The farm sells vegetables and meat, but at McEnroe Organic Farms, food production begins with compost.

Using food scraps from the farm’s market and local businesses, the farm aspires to run a closed-loop operation. The goal is to leave the world a better place, said Matthew Hamm, compost and soils manager at the farm in Millerton, New York.

That objective has stood since 1987, when farmer Ray McEnroe went into partnership with Douglas Durst, owner of a neighboring compost facility. The two businesses complemented each other, with unsold plant material being turned into a soil amendment to produce the next crop.

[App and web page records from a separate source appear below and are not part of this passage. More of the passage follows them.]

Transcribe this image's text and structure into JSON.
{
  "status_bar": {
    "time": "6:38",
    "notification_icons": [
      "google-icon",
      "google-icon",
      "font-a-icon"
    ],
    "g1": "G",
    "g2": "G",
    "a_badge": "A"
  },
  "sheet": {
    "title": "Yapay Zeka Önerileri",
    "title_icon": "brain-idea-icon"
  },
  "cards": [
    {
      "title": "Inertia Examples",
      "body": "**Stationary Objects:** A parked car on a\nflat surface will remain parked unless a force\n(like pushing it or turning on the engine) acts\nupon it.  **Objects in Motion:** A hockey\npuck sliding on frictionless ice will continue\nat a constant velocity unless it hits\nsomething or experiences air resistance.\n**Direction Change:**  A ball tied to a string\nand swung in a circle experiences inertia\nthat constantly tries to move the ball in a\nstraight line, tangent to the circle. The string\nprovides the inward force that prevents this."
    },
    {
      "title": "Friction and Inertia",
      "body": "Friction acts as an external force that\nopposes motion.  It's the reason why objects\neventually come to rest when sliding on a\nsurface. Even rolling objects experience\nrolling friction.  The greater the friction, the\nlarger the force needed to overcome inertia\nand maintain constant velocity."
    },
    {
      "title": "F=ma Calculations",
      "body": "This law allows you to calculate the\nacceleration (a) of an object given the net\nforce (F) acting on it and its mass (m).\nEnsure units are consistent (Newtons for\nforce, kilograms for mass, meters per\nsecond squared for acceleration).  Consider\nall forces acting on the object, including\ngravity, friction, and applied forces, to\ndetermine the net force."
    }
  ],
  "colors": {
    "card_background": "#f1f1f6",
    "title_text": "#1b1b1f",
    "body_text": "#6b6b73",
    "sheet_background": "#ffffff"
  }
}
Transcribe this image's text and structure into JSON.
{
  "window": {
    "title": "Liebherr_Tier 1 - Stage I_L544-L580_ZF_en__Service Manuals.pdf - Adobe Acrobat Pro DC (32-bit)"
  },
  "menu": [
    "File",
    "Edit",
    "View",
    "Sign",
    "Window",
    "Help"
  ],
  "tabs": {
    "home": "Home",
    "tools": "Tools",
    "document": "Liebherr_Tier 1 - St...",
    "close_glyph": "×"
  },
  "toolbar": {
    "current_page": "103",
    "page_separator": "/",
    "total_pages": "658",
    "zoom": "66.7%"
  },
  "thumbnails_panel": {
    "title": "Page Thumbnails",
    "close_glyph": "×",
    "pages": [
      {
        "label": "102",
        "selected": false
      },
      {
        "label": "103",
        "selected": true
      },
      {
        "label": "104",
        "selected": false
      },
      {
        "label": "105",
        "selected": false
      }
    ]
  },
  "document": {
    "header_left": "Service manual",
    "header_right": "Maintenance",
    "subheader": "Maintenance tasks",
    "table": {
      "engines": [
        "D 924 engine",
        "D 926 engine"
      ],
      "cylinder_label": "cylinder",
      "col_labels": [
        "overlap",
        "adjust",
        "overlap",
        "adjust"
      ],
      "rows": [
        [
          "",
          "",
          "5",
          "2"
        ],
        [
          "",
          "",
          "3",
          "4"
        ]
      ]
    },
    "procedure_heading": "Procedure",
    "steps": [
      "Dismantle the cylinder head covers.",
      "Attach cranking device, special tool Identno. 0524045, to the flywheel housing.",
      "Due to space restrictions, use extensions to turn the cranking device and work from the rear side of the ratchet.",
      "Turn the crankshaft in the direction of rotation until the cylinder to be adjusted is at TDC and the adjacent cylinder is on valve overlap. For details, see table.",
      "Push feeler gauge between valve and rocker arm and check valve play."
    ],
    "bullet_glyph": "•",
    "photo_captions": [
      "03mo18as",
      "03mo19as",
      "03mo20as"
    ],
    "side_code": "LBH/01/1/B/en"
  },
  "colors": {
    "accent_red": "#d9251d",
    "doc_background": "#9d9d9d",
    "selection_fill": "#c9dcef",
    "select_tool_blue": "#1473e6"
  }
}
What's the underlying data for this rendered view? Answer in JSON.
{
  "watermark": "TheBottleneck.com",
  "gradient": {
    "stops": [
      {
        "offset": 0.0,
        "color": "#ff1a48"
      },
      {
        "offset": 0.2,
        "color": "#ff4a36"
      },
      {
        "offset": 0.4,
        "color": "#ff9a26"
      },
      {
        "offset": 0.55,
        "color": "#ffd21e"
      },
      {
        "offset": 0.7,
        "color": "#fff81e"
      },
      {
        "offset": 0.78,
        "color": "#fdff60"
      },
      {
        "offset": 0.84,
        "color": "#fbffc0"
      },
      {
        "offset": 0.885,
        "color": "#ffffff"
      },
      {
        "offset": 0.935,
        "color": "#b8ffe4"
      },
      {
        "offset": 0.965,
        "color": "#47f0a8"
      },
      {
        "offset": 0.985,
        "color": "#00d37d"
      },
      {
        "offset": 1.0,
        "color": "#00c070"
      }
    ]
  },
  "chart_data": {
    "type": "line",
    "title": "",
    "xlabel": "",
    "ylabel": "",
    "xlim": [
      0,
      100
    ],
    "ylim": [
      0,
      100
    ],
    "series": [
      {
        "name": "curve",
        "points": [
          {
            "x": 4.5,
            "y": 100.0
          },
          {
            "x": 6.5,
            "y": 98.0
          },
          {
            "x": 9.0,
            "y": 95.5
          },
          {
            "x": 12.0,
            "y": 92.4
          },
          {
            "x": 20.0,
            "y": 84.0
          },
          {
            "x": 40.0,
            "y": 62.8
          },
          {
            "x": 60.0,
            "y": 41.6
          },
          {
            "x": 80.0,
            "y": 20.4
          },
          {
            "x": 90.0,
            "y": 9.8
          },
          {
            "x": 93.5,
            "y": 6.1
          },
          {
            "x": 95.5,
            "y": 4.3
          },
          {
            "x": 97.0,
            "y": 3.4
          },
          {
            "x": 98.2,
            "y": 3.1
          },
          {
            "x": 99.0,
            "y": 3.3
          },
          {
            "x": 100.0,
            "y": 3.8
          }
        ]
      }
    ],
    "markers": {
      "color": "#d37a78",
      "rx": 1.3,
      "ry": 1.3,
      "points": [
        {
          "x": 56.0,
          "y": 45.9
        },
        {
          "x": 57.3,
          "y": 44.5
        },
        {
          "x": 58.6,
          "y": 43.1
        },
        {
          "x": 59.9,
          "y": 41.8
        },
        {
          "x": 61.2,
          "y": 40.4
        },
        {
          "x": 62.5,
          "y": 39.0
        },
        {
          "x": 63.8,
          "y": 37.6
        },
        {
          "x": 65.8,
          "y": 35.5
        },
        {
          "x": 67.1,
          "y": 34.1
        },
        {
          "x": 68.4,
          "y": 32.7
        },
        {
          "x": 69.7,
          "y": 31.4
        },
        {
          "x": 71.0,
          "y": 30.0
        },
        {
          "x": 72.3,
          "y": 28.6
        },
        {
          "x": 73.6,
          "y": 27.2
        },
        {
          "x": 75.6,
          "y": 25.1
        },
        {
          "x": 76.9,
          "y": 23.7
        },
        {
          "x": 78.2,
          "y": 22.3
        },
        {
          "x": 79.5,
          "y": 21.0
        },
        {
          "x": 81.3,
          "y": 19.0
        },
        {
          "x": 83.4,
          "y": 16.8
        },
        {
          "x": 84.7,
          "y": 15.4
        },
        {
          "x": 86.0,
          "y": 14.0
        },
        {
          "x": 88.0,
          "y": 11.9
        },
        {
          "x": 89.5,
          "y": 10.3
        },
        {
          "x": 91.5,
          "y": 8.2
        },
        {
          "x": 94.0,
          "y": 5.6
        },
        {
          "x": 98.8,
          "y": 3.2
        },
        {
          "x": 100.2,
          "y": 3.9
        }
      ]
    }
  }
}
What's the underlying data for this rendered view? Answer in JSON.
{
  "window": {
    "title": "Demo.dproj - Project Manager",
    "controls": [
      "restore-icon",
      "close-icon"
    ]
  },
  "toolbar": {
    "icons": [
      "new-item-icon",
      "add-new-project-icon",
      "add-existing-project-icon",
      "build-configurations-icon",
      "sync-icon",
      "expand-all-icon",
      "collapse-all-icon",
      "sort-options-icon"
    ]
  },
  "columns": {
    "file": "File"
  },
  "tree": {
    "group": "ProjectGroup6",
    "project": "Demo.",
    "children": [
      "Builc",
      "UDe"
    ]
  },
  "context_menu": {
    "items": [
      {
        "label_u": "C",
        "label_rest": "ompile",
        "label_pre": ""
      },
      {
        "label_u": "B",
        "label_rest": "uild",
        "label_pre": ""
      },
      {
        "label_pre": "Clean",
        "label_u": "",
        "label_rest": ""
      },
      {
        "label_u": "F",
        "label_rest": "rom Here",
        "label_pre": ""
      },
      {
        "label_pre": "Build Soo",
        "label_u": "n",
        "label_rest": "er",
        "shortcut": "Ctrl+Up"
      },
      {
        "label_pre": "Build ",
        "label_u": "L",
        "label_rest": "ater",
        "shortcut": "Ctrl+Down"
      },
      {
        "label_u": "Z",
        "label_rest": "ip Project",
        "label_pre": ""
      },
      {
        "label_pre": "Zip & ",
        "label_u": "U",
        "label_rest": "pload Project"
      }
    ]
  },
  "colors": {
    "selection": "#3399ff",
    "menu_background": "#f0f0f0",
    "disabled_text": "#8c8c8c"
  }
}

The composting is done on an 8-acre outdoor pad lined on one side with leachate control. Fleece coverings help maintain the moisture content needed for the composting bacteria to thrive.

Once the compost reaches between 132 and 155 degrees F, employees turn the windrows regularly to ensure pathogen reduction.

“Because we compost food, we monitor temperatures daily,” Hamm said. “We’re trying to avoid food pathogens.”

After 12 weeks, the material is moved to active storage, where it breaks down until it is at the right particle size and can be screened.


A display shows the textures of the farm’s compost mixes.

“The timeframe varies based on the time of year, ambient temperature and moisture,” Hamm said. “It can be an additional four weeks.”

The farm uses the finished compost to feed its vegetable crops, which include tomatoes, lettuces, cucumbers and herbs and are mostly grown in greenhouses.

The farm also sells several blends of compost to garden centers, hardware stores and distributors along the East Coast.

The state allows the farm to recycle up to 15,000 cubic yards and produce a total of 54,000 cubic yards annually. Hamm said that the farm is at half capacity currently.

“We have to make sure the more we take in, the more we stay on top of the rules and regulations,” Hamm said.

The farm employs 30 to 40 people to manage the compost, crops, farm market and livestock operation, which raises poultry, pigs, beef cattle and sheep.

“The really nice part of being so diverse is it gives you the opportunity to have different areas working at different times,” Hamm said. “During the off season of the market, the compost may be booming, or the vegetables when the compost isn’t as busy.”

Hamm said the farm demonstrates that closed-loop farming, used recycled inputs from the farm, can be successful.

“That kind of system can be sustainable and be beneficial to the environment,” Hamm said. “It’s important that we continue our educational efforts to allow customers to see what we do and see it can be a way of life that can be beneficial to the environment.”